2/25/2017, 2:43 p.m.
Rick Murphy, a real estate appraiser in Atlanta, had no idea he had a bad heart. When Murphy turned 50, ...
Matthew Pomeroy is a PE teacher at Merton Intermediate School in Merton, Wisconsin. He offers students a choice every day: They can play volleyball or do yoga; they can practice archery or work out in the weight room. Zumba. CrossFit. Geocaching. Tabata. Spinning. All these and more are offered to encourage students to move. Credit: Courtesy Matthew Pomeroy

— Rick Murphy, a real estate appraiser in Atlanta, had no idea he had a bad heart.

When Murphy turned 50, he decided it was time to get in shape. It wasn't long before he progressed from running races to an Ironman triathlon.

A fellow triathlete recommended he get checked out by a sports cardiologist, so he went to see Dr. Jonathan Kim at Emory Healthcare in July 2015.

"The next thing you know, Dr. Kim is saying, 'I think we need to do a heart catheterization on you.' "

One of the heart's main arteries was over 95% blocked. Murphy was in the operating room within a few days.

"I was obviously surprised," said Kim. "He could've been that unfortunate terrible story where somebody drops dead."

"My only symptom was a little extra fatigue," said Murphy, now 55. "I chalked it up to working too much and not getting enough sleep."

Murphy wouldn't be running another Ironman anytime soon, but he was eager to get back to his normal routine. And Kim prescribed just that: more exercise. Though the benefits of exercise are clear for those with an injured heart, Kim said, patients often want to know how best to exercise, how much and how hard.

Increasingly, experts are pushing patients with heart problems harder than what was considered useful -- or perhaps even safe -- in the past.

Let's get physical

The idea that exercise can help hearts recover is a relatively modern one.

Until the 1950s, doctors often told cardiac patients to avoid any physical activity at all. In 1952, the recommendation that heart attack patients get out of the hospital bed and into an armchair was seen as controversial. It wasn't until the late '50s that exercise guidelines emerged for these patients.

Nowadays, aerobic exercise is seen as a key to recovery, said Kim, who runs an exercise physiology lab.

"One of the tenets of what we do is that exercise is medicine," he said.

Aerobic exercises like swimming, jogging and cycling raise the heart rate.

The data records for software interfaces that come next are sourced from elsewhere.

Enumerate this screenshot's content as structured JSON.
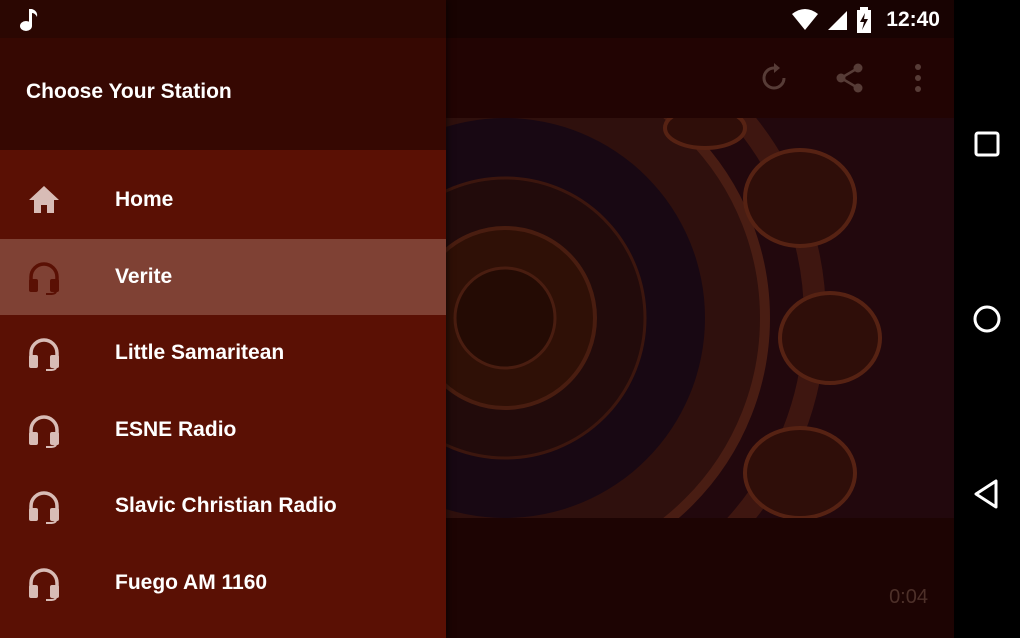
{
  "status_bar": {
    "time": "12:40"
  },
  "drawer": {
    "title": "Choose Your Station",
    "items": [
      {
        "label": "Home",
        "icon": "home-icon",
        "selected": false
      },
      {
        "label": "Verite",
        "icon": "headphones-icon",
        "selected": true
      },
      {
        "label": "Little Samaritean",
        "icon": "headphones-icon",
        "selected": false
      },
      {
        "label": "ESNE Radio",
        "icon": "headphones-icon",
        "selected": false
      },
      {
        "label": "Slavic Christian Radio",
        "icon": "headphones-icon",
        "selected": false
      },
      {
        "label": "Fuego AM 1160",
        "icon": "headphones-icon",
        "selected": false
      }
    ]
  },
  "player": {
    "elapsed": "0:04"
  },
  "colors": {
    "drawer_bg": "#5a1004",
    "drawer_header": "#360802",
    "selected_item": "#7f4134",
    "play_accent": "#8a7a14"
  }
}
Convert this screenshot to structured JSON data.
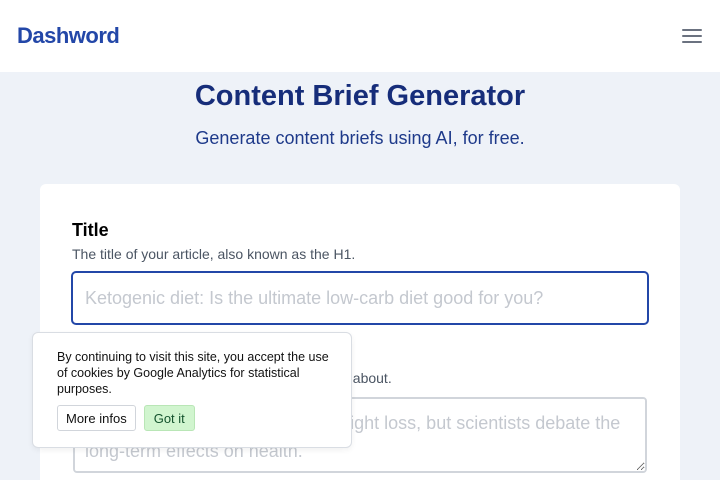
{
  "header": {
    "logo": "Dashword",
    "menu_icon": "hamburger-menu-icon"
  },
  "hero": {
    "title": "Content Brief Generator",
    "subtitle": "Generate content briefs using AI, for free."
  },
  "form": {
    "title_field": {
      "label": "Title",
      "help": "The title of your article, also known as the H1.",
      "value": "",
      "placeholder": "Ketogenic diet: Is the ultimate low-carb diet good for you?"
    },
    "description_field": {
      "help_visible": "ticle is about.",
      "value": "",
      "placeholder": "The ketogenic diet is linked to weight loss, but scientists debate the long-term effects on health."
    }
  },
  "cookie_banner": {
    "text": "By continuing to visit this site, you accept the use of cookies by Google Analytics for statistical purposes.",
    "more_label": "More infos",
    "ok_label": "Got it"
  },
  "colors": {
    "brand": "#2347a8",
    "heading": "#162d7a",
    "page_bg": "#eef2f8",
    "accept_bg": "#d1f5cf"
  }
}
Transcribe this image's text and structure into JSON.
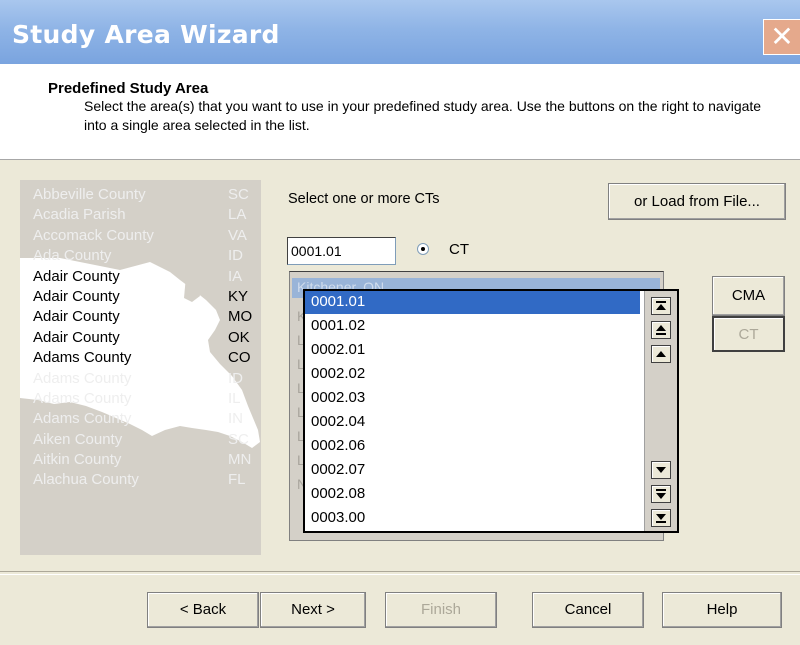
{
  "window": {
    "title": "Study Area Wizard",
    "close_glyph": "✕"
  },
  "header": {
    "title": "Predefined Study Area",
    "description": "Select the area(s) that you want to use in your predefined study area.  Use the buttons on the right to navigate into a single area selected in the list."
  },
  "state_list": [
    {
      "name": "Abbeville County",
      "state": "SC"
    },
    {
      "name": "Acadia Parish",
      "state": "LA"
    },
    {
      "name": "Accomack County",
      "state": "VA"
    },
    {
      "name": "Ada County",
      "state": "ID"
    },
    {
      "name": "Adair County",
      "state": "IA"
    },
    {
      "name": "Adair County",
      "state": "KY"
    },
    {
      "name": "Adair County",
      "state": "MO"
    },
    {
      "name": "Adair County",
      "state": "OK"
    },
    {
      "name": "Adams County",
      "state": "CO"
    },
    {
      "name": "Adams County",
      "state": "ID"
    },
    {
      "name": "Adams County",
      "state": "IL"
    },
    {
      "name": "Adams County",
      "state": "IN"
    },
    {
      "name": "Aiken County",
      "state": "SC"
    },
    {
      "name": "Aitkin County",
      "state": "MN"
    },
    {
      "name": "Alachua County",
      "state": "FL"
    }
  ],
  "selection": {
    "label": "Select one or more CTs",
    "load_button": "or Load from File...",
    "ct_input_value": "0001.01",
    "radio_label": "CT"
  },
  "level_buttons": {
    "cma": "CMA",
    "ct": "CT"
  },
  "cma_list": {
    "first_item": "Kitchener, ON"
  },
  "ct_list": {
    "selected_index": 0,
    "items": [
      "0001.01",
      "0002.01",
      "0002.02",
      "0002.03",
      "0002.04",
      "0002.06",
      "0002.07",
      "0002.08",
      "0003.00"
    ],
    "items_full": [
      "0001.01",
      "0001.02",
      "0002.01",
      "0002.02",
      "0002.03",
      "0002.04",
      "0002.06",
      "0002.07",
      "0002.08",
      "0003.00"
    ]
  },
  "footer": {
    "back": "< Back",
    "next": "Next >",
    "finish": "Finish",
    "cancel": "Cancel",
    "help": "Help"
  }
}
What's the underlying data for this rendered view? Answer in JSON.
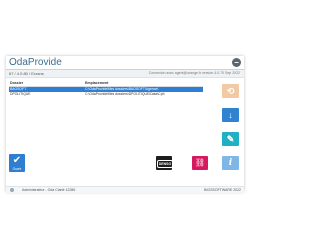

Over time, the heart becomes more efficient, allowing it to pump more blood with less effort. Exercise can also reverse some of the effects of heart disease, like the narrowing of arteries.

"The goal is to raise and sustain that elevated heart rate in what we call a training heart rate zone," said Dr. Jonathan Whiteson, medical director for cardiac rehabilitation at NYU Langone Medical Center.

A typical target zone for aerobic exercise might be 70 to 80% of your maximum heart rate, said Whiteson, though many aim higher or lower.

Most people can calculate a ballpark maximum heart rate by subtracting their age from 220, said Whiteson. At 55, Murphy said his heart rate follows that trend to a T, peaking around 165. However, many heart attack survivors fall quite a bit lower, said Whiteson.

Exercise specialists like Whiteson and Kim use a battery of tests and gadgets to find each patient's new normal -- from heartbeat monitors to a mask that measures oxygen use. Once their patients are stable, it's back to work -- though slowly, at first.